Having been asked what the difference between Porter and Stout style is again last weekend by a Oregon Chocolate Festival tasting workshop guest, I came across this document My Fine Husband shared with me. It’s courtesy of the Brewers Association Style Guide; MFH = Larry Chase, professional brewer. Hope this helps.
How Stout & Porter Differ
Disagreement abounds on the differences between stout and porter. Different answers arise depending on who you ask. The line between the two can be quite blurred and obscure. Often it’s what the brewer says it is. Two general differences tend to include:
- Stout uses more roasted barley and black malt
- Stout generally leans to black color while porters are dark brown to almost black
Often more bitter and roasted malt flavor than a brown porter, but not quite a stout. Robust porters have a roast malt flavor, often reminiscent of cocoa, but no roast barley flavor. Their caramel and malty sweetness is in harmony with the sharp bitterness of black malt. Hop bitterness is evident.
Brown porters have no roasted barley or strong burnt/black malt character. Low to medium malt sweetness, caramel and chocolate is acceptable. Hop bitterness is medium.
Dry stouts are black. These beers achieve a dry-roasted character through the use of roasted barley. The emphasis of coffee-like roasted barley and a moderate degree of roasted malt aromas define much of the character. Hop bitterness is medium to medium high.
Sweet stout, also referred to as cream stout, is black in color. Malt sweetness, chocolate, and caramel flavor should dominate the flavor profile and contribute to the aroma. They also should have a low to medium-low roasted malt/barley derived bitterness. milk sugar (lactose) lends the style more body.
The addition of oatmeal adds a smooth rich body to these craft beers. Oatmeal stouts are dark brown to black in color. A roasted malt character which is caramel-like and chocolate-like should be smooth and not bitter. Coffee-like roasted barley and malt aromas are prominent.

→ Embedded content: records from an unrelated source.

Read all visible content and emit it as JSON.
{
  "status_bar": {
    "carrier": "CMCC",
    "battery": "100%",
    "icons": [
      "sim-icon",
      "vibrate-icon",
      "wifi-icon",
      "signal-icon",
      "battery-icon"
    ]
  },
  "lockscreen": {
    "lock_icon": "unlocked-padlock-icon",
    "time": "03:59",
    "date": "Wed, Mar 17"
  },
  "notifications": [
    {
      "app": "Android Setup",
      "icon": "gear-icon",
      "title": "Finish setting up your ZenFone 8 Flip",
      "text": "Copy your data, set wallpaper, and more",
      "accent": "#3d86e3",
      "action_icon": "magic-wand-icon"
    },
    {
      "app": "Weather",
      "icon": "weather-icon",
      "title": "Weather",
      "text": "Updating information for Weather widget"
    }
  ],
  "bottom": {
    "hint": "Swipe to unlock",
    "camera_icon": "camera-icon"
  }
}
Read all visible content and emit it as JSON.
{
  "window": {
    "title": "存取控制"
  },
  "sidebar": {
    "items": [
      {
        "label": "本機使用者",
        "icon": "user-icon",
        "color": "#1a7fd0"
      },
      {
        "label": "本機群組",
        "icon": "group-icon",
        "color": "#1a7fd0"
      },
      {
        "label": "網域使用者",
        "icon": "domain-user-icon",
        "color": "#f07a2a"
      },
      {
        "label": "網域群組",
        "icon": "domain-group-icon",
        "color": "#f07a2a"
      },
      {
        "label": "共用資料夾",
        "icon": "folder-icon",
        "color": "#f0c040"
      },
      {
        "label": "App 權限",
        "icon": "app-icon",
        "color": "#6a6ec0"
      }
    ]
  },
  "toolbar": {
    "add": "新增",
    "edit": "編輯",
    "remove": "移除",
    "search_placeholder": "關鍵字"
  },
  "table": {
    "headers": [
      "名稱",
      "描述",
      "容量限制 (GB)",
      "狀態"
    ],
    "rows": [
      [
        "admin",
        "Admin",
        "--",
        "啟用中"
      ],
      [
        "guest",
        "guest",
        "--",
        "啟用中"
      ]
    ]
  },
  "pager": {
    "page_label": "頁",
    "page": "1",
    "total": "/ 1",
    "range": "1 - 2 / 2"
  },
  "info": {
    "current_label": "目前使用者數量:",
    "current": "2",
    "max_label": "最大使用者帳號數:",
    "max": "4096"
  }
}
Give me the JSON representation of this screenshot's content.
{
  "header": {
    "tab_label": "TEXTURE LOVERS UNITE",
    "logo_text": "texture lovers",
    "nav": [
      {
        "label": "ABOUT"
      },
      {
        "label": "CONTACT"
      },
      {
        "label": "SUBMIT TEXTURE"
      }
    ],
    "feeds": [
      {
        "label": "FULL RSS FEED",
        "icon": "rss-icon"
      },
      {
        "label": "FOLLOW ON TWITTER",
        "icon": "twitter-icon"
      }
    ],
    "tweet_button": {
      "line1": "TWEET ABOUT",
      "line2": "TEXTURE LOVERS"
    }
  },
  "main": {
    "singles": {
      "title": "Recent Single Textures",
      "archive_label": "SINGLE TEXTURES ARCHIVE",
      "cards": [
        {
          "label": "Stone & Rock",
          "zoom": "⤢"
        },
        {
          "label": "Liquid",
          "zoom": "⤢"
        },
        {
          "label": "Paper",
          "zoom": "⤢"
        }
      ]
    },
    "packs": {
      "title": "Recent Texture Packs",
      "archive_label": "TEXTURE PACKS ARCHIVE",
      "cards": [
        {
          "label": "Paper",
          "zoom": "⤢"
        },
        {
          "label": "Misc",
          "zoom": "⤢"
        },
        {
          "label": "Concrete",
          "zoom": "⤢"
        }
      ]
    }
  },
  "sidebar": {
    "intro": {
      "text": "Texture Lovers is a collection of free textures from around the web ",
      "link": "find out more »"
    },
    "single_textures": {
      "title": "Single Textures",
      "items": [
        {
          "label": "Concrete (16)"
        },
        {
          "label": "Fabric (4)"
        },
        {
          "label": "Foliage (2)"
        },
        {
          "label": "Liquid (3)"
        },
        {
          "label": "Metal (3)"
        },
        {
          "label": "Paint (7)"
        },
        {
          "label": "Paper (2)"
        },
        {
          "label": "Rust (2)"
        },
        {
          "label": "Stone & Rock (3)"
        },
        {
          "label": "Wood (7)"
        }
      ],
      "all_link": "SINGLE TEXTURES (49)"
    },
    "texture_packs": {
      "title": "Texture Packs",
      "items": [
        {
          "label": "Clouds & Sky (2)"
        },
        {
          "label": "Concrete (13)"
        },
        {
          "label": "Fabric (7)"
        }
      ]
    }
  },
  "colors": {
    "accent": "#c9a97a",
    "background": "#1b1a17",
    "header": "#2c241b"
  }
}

American-style imperial stouts are the strongest in alcohol and body of the stouts and black in color. These beers typically have an extremely rich malty flavor and aroma with full, sweet malt character. Bitterness can come from roasted malts or hops additions.